Miner Institute has reduced its use of copper sulfate footbaths with its dairy herd by sixty percent by employing diligent hoof trimming practices and rubber mats to manage cow hoof health.

Data from the 2007 footbaths survey is still being analyzed and a complete report is expected later this year. A summary of 2007 research will be posted on the Northern New York Agricultural Development Program website at www.nnyagdev.org.

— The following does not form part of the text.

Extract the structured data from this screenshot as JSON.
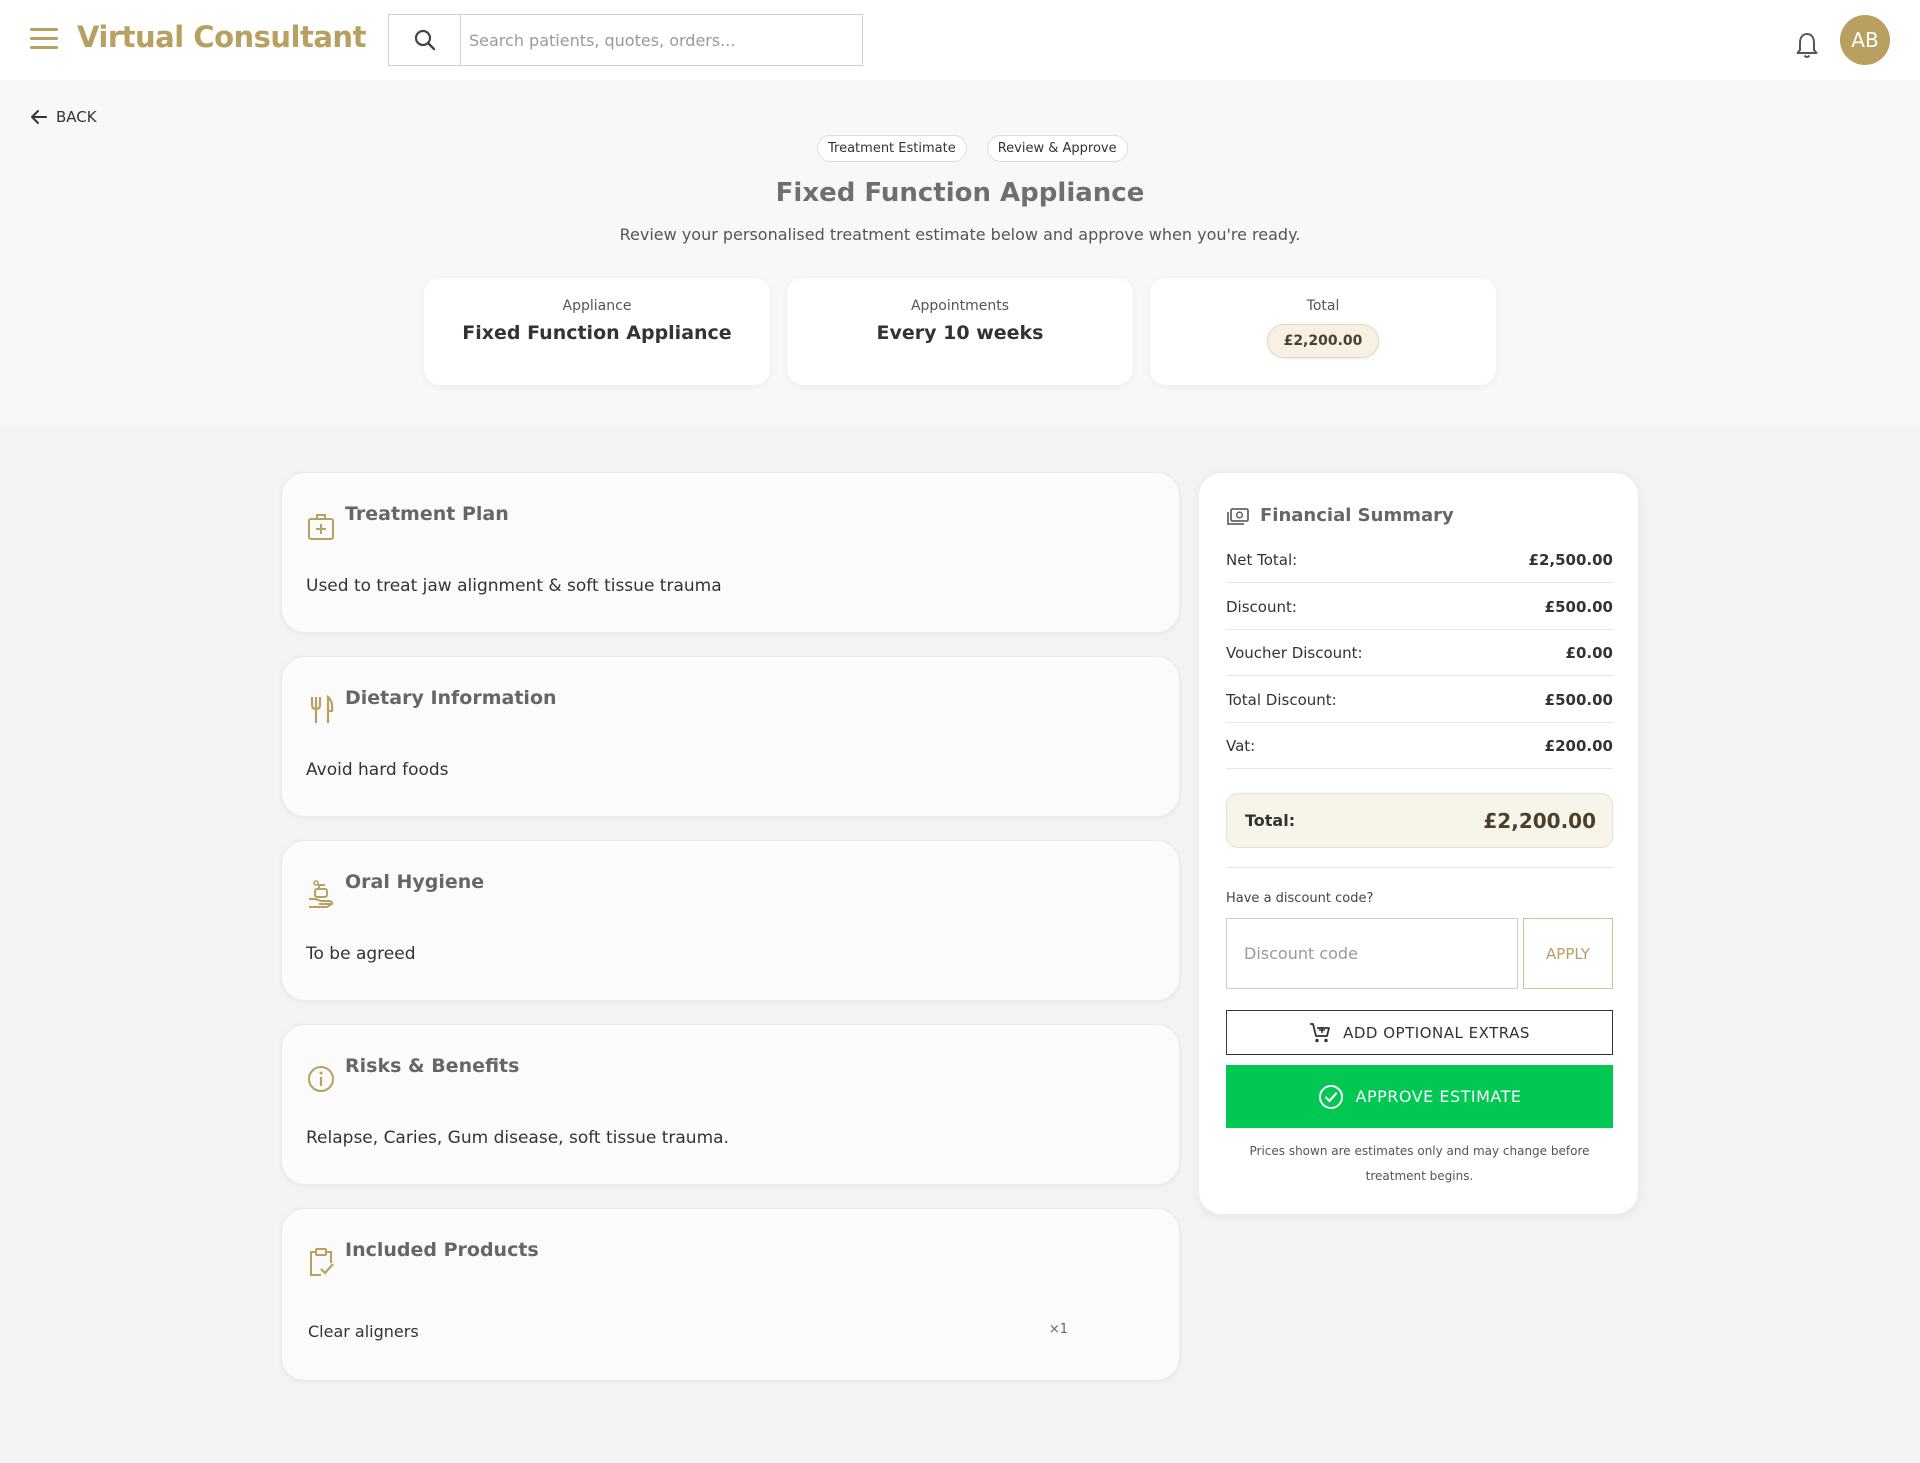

The Northern New York Agricultural Development Program is a farmer-led program that funds on-farm research, education and outreach for Clinton, Essex, Franklin, Jefferson, Lewis and St. Lawrence counties. The Program goals include strengthening production practices and profitability for all types of agricultural businesses in the region. To learn more about the copper footbaths research and other projects on NNY farms, go online to www.nnyagdev.org.